They accept this occurrs in many university cities and housing minister Caroline Flint has published a report.
The councillors called on the city council to “address the problem”, while at the same time ensuring the continuing success of the university.
They believe planning guidelines being drawn up by the new authority should allocate areas for student accommodation and limit the spread of house conversions to student HMOs.
Cllr Mead has consistently raised concerns about individual applications with city planners while Cllr Latham has drawn attention to the rapid growth of the university and the need for accommodation for its students.
Secretary of the Canal Basin Community Forum Avril Coady has told the city council there is an “oversubscription” of multi occupancy housing in the canal basin and Garden Lane area.
“The entire area is suffering in several ways,” she claims.
This includes “ever present overparking” due mainly to HMOs and to a lesser extent commuters and noise, litter and low-level antisocial behaviour for nine months of the year “with some streets taking on the air of a ghost town during holiday periods leaving people feeling vulnerable with no permanent neighbours”.
Executive member for development at the Town Hall, Cllr Stuart Parker (Con, Christleton) has told the ruling Conservative Executive the university plays “a key role” in the city's economic and cultural renaissance and students make “a significant contribution to the local economy through their combined spending power”.
Student numbers have seen a “substantial increase” since university status was achieved in 2005 which has affected the demand for suitable private and university owned rented accommodation.
There is an increased concentration of students in certain parts of the city.
“This has led to particular issues in those areas including street parking, property management issues and issues relating to general behaviour and neighbourliness,” reveals Cllr Parker.
“It has led to serious concerns within those local communities.”

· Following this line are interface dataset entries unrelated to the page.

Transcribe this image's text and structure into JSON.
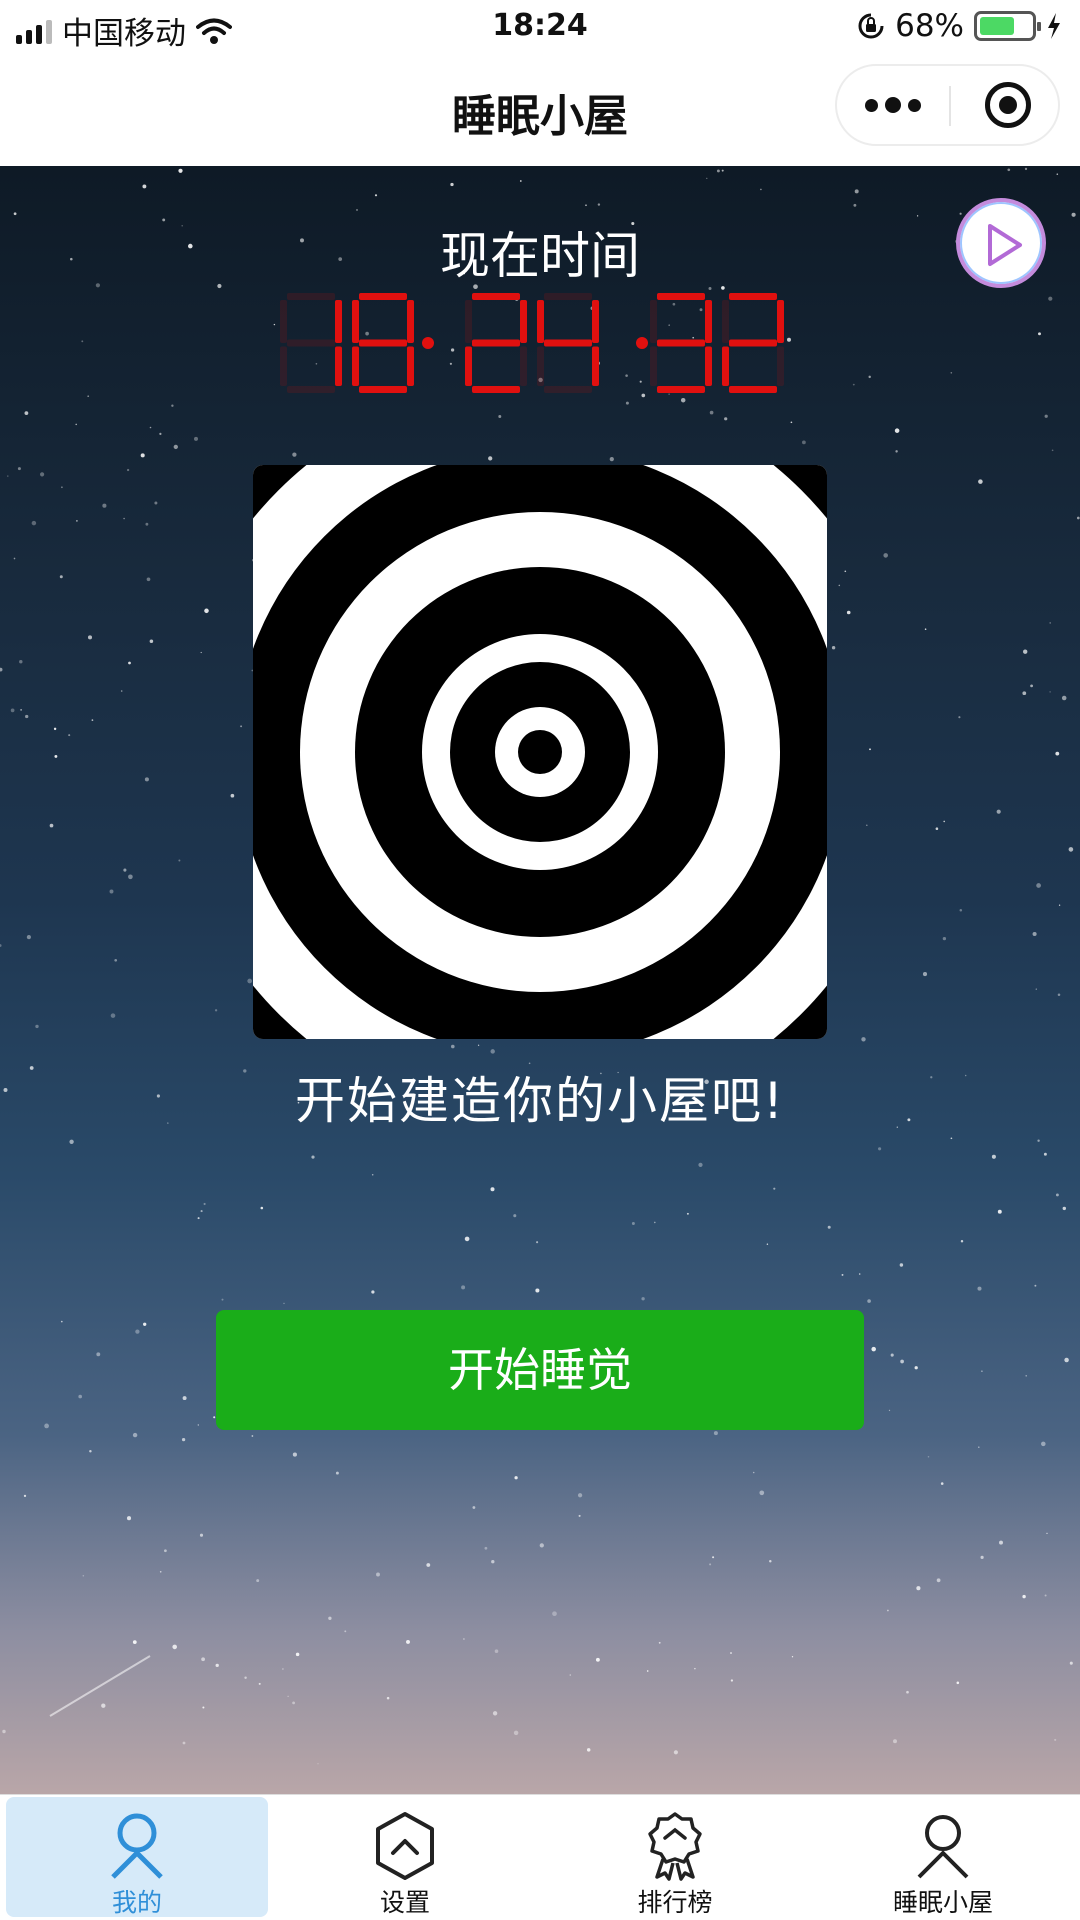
{
  "status_bar": {
    "carrier": "中国移动",
    "time": "18:24",
    "battery_percent": "68%",
    "battery_level": 0.68,
    "colors": {
      "battery": "#4cd964"
    }
  },
  "nav": {
    "title": "睡眠小屋",
    "icons": [
      "more-icon",
      "target-icon"
    ]
  },
  "main": {
    "clock_label": "现在时间",
    "clock_digits": "182432",
    "clock_color": "#e0100f",
    "tagline": "开始建造你的小屋吧!",
    "start_button": "开始睡觉",
    "button_color": "#1aad19"
  },
  "tabs": [
    {
      "label": "我的",
      "icon": "user-icon",
      "active": true
    },
    {
      "label": "设置",
      "icon": "hexagon-chevron-icon",
      "active": false
    },
    {
      "label": "排行榜",
      "icon": "award-icon",
      "active": false
    },
    {
      "label": "睡眠小屋",
      "icon": "person-icon",
      "active": false
    }
  ]
}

He points out that as part of a national campaign, it is being suggested there could be a change in the planning system to create a separate category for student accommodation, separate from that for HMOs, which would allow for additional controls.
Half of the city's HMOs are licensed, he says but the system does not limit the concentration of HMOs “and the practicality of making landlords responsible for tenant behaviour is debateable”.

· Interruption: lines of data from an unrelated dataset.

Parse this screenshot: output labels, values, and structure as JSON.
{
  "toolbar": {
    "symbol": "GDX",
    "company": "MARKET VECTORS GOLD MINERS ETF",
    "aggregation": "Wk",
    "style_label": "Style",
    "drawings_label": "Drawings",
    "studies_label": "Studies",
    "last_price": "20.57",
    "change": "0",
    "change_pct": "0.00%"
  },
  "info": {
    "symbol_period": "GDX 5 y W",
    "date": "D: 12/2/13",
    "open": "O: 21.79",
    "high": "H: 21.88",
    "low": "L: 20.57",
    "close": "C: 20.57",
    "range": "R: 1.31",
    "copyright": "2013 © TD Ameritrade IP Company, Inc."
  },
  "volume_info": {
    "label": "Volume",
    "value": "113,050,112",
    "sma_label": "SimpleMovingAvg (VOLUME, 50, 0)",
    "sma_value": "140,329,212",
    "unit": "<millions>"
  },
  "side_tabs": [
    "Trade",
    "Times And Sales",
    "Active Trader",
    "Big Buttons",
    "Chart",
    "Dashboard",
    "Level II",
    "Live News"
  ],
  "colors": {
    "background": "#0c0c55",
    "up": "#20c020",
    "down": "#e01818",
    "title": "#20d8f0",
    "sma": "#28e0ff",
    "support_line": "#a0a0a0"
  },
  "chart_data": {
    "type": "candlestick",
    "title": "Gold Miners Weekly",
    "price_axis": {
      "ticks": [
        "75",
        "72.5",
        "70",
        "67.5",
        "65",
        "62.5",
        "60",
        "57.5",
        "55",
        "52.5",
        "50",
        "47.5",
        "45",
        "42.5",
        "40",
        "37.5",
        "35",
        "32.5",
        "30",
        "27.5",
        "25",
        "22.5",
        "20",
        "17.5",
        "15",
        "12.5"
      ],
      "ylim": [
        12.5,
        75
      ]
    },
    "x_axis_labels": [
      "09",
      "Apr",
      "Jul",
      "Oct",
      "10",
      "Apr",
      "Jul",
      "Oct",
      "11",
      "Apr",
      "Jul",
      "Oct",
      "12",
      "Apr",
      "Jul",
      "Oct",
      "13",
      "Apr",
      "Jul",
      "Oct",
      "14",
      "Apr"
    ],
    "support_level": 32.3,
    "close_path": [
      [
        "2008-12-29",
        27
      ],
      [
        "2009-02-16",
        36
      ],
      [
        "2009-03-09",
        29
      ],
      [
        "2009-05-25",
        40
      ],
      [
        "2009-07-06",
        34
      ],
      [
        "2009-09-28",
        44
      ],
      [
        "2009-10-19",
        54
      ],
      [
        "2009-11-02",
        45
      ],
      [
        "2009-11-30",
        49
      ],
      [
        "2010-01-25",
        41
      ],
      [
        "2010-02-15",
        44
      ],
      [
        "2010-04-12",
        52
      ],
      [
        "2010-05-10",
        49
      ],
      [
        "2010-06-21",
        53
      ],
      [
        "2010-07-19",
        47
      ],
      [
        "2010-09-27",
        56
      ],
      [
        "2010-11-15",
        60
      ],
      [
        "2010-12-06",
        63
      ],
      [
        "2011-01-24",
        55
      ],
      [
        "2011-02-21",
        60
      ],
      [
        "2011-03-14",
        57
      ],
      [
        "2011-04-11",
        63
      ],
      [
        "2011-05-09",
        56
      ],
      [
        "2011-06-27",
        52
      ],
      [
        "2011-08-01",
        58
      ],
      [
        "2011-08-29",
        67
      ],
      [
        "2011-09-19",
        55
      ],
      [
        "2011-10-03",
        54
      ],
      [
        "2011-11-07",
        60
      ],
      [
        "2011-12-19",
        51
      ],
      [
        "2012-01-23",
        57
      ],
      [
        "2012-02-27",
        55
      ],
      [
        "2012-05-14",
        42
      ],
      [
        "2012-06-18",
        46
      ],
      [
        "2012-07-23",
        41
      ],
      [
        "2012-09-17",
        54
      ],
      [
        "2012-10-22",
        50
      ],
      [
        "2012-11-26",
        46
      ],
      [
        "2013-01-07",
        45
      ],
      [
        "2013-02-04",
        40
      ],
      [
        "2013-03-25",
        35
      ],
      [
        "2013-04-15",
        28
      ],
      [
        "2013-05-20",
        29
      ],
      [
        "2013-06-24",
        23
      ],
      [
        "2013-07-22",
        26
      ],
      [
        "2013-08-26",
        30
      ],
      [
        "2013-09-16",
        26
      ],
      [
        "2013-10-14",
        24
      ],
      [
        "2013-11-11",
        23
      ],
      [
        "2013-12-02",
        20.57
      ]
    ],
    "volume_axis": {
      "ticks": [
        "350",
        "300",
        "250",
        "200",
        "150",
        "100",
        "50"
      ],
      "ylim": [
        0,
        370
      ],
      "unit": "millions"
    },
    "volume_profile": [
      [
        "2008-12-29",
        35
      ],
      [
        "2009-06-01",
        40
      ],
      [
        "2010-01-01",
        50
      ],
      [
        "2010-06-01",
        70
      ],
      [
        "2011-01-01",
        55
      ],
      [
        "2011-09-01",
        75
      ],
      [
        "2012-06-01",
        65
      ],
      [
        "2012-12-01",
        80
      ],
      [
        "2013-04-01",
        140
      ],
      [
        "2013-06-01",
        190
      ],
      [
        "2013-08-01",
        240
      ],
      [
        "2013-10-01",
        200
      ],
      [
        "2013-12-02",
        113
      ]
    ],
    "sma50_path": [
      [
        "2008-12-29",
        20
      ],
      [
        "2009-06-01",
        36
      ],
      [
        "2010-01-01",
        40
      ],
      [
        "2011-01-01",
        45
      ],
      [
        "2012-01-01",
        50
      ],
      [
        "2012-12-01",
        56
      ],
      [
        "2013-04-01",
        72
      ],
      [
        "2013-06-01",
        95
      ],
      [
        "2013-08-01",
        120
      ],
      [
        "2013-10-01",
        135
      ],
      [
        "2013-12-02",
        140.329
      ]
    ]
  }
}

The city council has policies for HMOs and for student accommodation and takes account of issues such as the availability of on street parking and if the number of HMOs in the area has led to a loss of amenity.
These are applied “robustly and consistently” according to Cllr Parker and a number of applications have recently been refused.
The university has to demonstrate a need for student accommodation and it should not lead to the loss of family homes.
Cllr Parker says the university “recognises its obligations to work closely with the planning authorities to maintain an overview of student residential life to ensure that the university and the city are as attractive to students as possible”.
The university is said to be “acutely aware” of its responsibilities to its students and to Chester residents.
It is hoping to have purpose built student accommodation ready in July 2010 which would be “a major step forward in helping to alleviate the accommodation pressures for students” according to the report.
Cllr Parker says the new council's planning arrangements will take account of the potential allocation of suitable sites for purpose built accommodation and zoning areas under pressure from high numbers of HMOs to enable a package of measures to be put in place, including additional licensing requirements.
The executive has agreed a series of measures including:
Ensuring planning policies for HMOs are applied robustly
Continuing to work in partnership with the university, the Chester Landlords Forum and the Student Union to address issues such as parking, behaviour, property and environmental matters
Working with the university to identify potential suitable sites for purpose built student accommodation
Taking forward the city council's approach into the Cheshire West and Chester Council's planning policies.
Councillors are also to have a report on lobbying the Government to create a separate planning category for student accommodation to address the issues which have arisen in the city's student areas.